Wall Street turned a jaundiced eye on Nextel's ( NXTL) shiny numbers Wednesday. After nailing its second-quarter earnings report Wednesday morning, Nextel saw its shares drop 5%. The setback came as surly investors gnashed their teeth about big spending decisions looming at the fast-growing, but debt-laden, wireless service provider. Nextel's conundrum centers on the evolving and closely watched high-speed wireless data arena. If the company stands pat, it risks losing a lucrative share of the business services market. But engaging in a costly network-expansion war, while facing billions of dollars in potential expenses related to a government-backed radio spectrum swap, could break the bank. The threat comes from deep-pocketed rivals like Verizon Wireless -- a joint venture of Verizon ( VZ) and Vodafone ( VOD) -- and Sprint ( FON). Both are charging ahead with network upgrades that will better position them to offer fast mobile Internet access. After a long honeymoon in which Nextel surged fivefold over the space of a year, skeptics have turned their focus on whether the company has reached its peak. Sure, the company is a popular profit leader in a robust industry. But investors know competition in Nextel's lucrative walkie-talkie niche is only growing more fierce. As a result, Nextel shares have stagnated during 2004 in spite of massive gains in users, earnings and revenue. On Wednesday, the stock slid $1.21 to $24.79.
To be sure, the Reston, Va., wireless shop had impressive numbers in key areas. It added 546,000 new subscribers, reduced monthly customer churn to 1.6% and bumped up average revenue per user to $70. But it was a slight bulge in costs that seemed to get the most attention on the company's earnings call Wednesday. The company said higher costs in the June quarter were fed by expansion of the Boost prepaid service plan, plus a wireless broadband trial using Flarion gear in Raleigh, N.C. Also padding the expense line: an unexplained increase in legal costs, stemming presumably from lobbying on the emergency services spectrum swap.

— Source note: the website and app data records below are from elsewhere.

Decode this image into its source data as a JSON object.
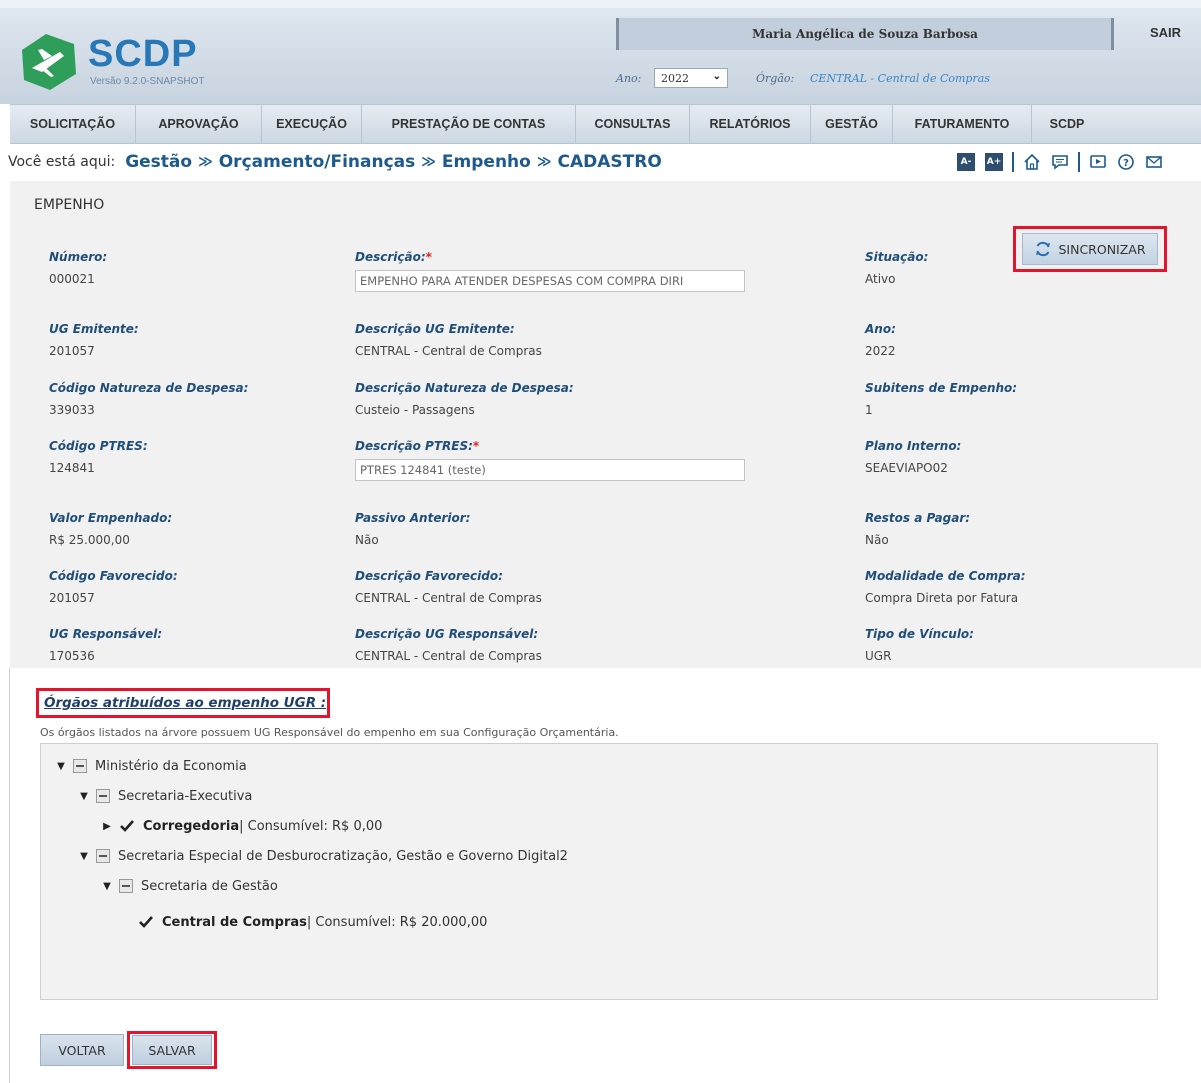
{
  "header": {
    "logo_text": "SCDP",
    "version": "Versão 9.2.0-SNAPSHOT",
    "user_name": "Maria Angélica de Souza Barbosa",
    "logout_label": "SAIR",
    "ano_label": "Ano:",
    "ano_value": "2022",
    "orgao_label": "Órgão:",
    "orgao_value": "CENTRAL - Central de Compras"
  },
  "menu": {
    "items": [
      {
        "label": "SOLICITAÇÃO"
      },
      {
        "label": "APROVAÇÃO"
      },
      {
        "label": "EXECUÇÃO"
      },
      {
        "label": "PRESTAÇÃO DE CONTAS"
      },
      {
        "label": "CONSULTAS"
      },
      {
        "label": "RELATÓRIOS"
      },
      {
        "label": "GESTÃO"
      },
      {
        "label": "FATURAMENTO"
      },
      {
        "label": "SCDP"
      }
    ]
  },
  "breadcrumb": {
    "prefix": "Você está aqui:",
    "items": [
      "Gestão",
      "Orçamento/Finanças",
      "Empenho"
    ],
    "current": "CADASTRO",
    "separator": "≫"
  },
  "toolbar": {
    "font_decrease": "A-",
    "font_increase": "A+",
    "icons": [
      "font-decrease-icon",
      "font-increase-icon",
      "home-icon",
      "chat-icon",
      "video-icon",
      "help-icon",
      "mail-icon"
    ]
  },
  "form": {
    "section_title": "EMPENHO",
    "required_mark": "*",
    "numero": {
      "label": "Número:",
      "value": "000021"
    },
    "descricao": {
      "label": "Descrição:",
      "value": "EMPENHO PARA ATENDER DESPESAS COM COMPRA DIRI"
    },
    "situacao": {
      "label": "Situação:",
      "value": "Ativo"
    },
    "sync_label": "SINCRONIZAR",
    "ug_emitente": {
      "label": "UG Emitente:",
      "value": "201057"
    },
    "desc_ug_emitente": {
      "label": "Descrição UG Emitente:",
      "value": "CENTRAL - Central de Compras"
    },
    "ano": {
      "label": "Ano:",
      "value": "2022"
    },
    "cod_natureza": {
      "label": "Código Natureza de Despesa:",
      "value": "339033"
    },
    "desc_natureza": {
      "label": "Descrição Natureza de Despesa:",
      "value": "Custeio - Passagens"
    },
    "subitens": {
      "label": "Subitens de Empenho:",
      "value": "1"
    },
    "cod_ptres": {
      "label": "Código PTRES:",
      "value": "124841"
    },
    "desc_ptres": {
      "label": "Descrição PTRES:",
      "value": "PTRES 124841 (teste)"
    },
    "plano_interno": {
      "label": "Plano Interno:",
      "value": "SEAEVIAPO02"
    },
    "valor_empenhado": {
      "label": "Valor Empenhado:",
      "value": "R$ 25.000,00"
    },
    "passivo_anterior": {
      "label": "Passivo Anterior:",
      "value": "Não"
    },
    "restos_pagar": {
      "label": "Restos a Pagar:",
      "value": "Não"
    },
    "cod_favorecido": {
      "label": "Código Favorecido:",
      "value": "201057"
    },
    "desc_favorecido": {
      "label": "Descrição Favorecido:",
      "value": "CENTRAL - Central de Compras"
    },
    "modalidade": {
      "label": "Modalidade de Compra:",
      "value": "Compra Direta por Fatura"
    },
    "ug_responsavel": {
      "label": "UG Responsável:",
      "value": "170536"
    },
    "desc_ug_responsavel": {
      "label": "Descrição UG Responsável:",
      "value": "CENTRAL - Central de Compras"
    },
    "tipo_vinculo": {
      "label": "Tipo de Vínculo:",
      "value": "UGR"
    }
  },
  "orgaos": {
    "title": "Órgãos atribuídos ao empenho UGR :",
    "description": "Os órgãos listados na árvore possuem UG Responsável do empenho em sua Configuração Orçamentária.",
    "tree": [
      {
        "label": "Ministério da Economia"
      },
      {
        "label": "Secretaria-Executiva"
      },
      {
        "label": "Corregedoria",
        "extra": " | Consumível: R$ 0,00"
      },
      {
        "label": "Secretaria Especial de Desburocratização, Gestão e Governo Digital2"
      },
      {
        "label": "Secretaria de Gestão"
      },
      {
        "label": "Central de Compras",
        "extra": " | Consumível: R$ 20.000,00"
      }
    ]
  },
  "actions": {
    "voltar": "VOLTAR",
    "salvar": "SALVAR"
  },
  "colors": {
    "accent": "#1f4e79",
    "highlight_red": "#e3142c",
    "required_red": "#e0201d",
    "logo_blue": "#2878b8",
    "logo_green": "#2f9e5a"
  }
}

Even though AT&T tried a last-minute bribe of promising 5,000 new U.S. jobs to help gain support for the deal, the Justice Department filed a complaint to fight the combination of the nation's No. 2 and No. 4 wireless carriers.